Collect each line of the entries that holds the string "this".

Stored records
══════════════════════════════

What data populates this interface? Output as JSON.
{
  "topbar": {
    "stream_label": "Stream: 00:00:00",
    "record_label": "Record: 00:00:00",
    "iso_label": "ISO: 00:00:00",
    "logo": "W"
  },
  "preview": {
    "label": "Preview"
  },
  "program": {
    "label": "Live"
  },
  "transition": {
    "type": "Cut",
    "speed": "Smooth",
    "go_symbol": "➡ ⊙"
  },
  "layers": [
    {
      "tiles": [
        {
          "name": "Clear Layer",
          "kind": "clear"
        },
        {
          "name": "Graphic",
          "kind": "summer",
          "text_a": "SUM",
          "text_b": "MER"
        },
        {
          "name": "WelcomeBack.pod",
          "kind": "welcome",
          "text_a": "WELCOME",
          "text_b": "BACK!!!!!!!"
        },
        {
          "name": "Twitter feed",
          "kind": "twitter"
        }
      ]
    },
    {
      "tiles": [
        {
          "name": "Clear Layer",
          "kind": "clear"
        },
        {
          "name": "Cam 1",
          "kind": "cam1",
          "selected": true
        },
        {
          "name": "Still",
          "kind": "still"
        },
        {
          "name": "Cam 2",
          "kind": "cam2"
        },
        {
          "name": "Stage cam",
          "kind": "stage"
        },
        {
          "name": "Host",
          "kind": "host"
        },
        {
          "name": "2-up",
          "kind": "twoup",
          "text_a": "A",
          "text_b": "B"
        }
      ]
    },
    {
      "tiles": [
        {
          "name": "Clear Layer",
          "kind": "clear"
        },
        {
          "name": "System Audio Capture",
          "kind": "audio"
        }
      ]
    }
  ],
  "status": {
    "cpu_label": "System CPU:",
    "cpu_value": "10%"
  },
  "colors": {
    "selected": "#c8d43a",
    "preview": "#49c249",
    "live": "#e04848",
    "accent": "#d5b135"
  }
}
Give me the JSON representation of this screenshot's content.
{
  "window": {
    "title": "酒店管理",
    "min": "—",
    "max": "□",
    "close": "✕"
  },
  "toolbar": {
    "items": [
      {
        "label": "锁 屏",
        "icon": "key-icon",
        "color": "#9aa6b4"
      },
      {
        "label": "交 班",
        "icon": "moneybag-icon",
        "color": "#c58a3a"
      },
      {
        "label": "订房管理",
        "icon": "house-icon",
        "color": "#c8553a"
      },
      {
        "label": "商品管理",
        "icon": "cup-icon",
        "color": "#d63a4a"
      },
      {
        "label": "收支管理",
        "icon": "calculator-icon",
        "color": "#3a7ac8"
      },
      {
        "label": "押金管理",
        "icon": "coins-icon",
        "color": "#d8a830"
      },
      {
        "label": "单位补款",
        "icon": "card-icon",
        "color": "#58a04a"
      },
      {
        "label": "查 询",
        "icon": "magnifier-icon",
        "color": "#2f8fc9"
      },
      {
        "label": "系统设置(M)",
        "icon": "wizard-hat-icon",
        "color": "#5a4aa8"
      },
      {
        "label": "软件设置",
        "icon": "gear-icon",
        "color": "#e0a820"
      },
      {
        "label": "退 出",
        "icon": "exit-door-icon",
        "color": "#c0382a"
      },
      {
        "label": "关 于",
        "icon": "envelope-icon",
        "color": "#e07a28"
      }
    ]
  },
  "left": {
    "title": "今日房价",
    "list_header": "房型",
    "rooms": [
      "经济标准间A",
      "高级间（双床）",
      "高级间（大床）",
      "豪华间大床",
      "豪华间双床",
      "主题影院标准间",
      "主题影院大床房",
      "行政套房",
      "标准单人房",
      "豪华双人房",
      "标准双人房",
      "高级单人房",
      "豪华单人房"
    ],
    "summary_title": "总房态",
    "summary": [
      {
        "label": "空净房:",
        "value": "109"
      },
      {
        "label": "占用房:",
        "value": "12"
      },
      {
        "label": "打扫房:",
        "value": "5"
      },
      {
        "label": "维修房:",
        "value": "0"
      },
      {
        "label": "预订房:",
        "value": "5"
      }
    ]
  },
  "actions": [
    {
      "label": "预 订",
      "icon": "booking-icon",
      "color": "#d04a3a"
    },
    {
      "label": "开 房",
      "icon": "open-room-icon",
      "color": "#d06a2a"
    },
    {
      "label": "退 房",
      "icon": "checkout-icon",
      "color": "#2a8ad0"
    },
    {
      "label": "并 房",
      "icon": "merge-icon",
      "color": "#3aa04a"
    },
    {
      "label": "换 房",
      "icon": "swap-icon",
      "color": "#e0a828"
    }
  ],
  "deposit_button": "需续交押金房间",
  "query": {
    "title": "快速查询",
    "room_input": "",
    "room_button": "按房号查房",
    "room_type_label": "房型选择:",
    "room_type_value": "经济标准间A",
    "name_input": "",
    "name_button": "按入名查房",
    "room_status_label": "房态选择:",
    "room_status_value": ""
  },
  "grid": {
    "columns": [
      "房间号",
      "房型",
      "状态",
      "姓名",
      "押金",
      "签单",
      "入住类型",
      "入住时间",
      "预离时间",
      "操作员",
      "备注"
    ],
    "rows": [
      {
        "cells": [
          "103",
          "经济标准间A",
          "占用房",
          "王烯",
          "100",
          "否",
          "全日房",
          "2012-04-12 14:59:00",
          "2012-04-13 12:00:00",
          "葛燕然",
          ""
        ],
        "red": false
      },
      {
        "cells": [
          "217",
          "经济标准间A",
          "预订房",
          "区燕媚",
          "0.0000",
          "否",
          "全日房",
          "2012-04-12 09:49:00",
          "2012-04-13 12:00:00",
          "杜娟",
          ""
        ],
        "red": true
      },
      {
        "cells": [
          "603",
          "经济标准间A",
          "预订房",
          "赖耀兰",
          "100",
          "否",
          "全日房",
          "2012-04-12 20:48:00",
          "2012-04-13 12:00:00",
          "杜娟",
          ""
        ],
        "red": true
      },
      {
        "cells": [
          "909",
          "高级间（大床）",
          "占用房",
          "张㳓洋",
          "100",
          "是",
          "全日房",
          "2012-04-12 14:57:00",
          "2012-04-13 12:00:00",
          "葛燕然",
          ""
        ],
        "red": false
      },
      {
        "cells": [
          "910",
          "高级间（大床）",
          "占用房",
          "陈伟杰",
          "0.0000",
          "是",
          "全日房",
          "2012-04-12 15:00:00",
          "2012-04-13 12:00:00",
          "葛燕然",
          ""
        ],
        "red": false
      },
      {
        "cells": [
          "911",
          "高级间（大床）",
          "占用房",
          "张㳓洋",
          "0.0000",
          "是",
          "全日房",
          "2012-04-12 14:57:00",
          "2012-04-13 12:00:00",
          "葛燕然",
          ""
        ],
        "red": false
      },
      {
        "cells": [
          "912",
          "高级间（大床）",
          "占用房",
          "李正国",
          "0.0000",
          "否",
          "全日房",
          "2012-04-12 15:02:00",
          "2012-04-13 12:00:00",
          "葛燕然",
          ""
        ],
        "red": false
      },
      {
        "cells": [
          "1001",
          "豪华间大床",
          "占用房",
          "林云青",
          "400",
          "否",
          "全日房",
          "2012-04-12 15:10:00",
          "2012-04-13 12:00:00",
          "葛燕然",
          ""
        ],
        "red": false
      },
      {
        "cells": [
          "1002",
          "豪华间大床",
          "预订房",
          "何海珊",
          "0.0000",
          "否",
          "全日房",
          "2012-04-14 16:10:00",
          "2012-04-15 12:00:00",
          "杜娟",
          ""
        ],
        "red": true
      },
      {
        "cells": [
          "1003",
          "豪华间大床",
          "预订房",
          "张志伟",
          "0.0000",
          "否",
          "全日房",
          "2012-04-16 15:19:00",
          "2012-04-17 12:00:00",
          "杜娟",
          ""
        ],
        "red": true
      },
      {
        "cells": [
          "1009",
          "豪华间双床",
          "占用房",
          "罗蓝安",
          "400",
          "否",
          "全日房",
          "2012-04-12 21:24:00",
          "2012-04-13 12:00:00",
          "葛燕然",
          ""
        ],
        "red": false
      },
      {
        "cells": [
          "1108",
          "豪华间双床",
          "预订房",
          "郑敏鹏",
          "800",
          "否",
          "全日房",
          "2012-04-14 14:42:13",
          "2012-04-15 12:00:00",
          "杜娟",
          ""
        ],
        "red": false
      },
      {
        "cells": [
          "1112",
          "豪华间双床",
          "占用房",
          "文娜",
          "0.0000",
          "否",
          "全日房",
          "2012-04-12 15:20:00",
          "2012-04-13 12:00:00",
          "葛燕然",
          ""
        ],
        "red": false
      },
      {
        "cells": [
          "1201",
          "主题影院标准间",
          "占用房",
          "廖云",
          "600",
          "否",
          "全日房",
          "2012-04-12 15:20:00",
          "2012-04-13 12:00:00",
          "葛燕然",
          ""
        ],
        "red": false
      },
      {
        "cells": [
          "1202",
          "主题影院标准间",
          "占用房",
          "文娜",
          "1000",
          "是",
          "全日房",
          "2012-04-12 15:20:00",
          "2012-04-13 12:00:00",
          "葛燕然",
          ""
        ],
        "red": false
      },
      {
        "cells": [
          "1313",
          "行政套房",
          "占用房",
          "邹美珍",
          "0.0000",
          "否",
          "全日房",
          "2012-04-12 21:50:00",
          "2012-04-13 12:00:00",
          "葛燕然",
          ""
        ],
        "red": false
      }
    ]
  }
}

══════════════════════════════

## [Your solution]
What data populates this interface? Output as JSON.
Give me the JSON representation of this screenshot's content.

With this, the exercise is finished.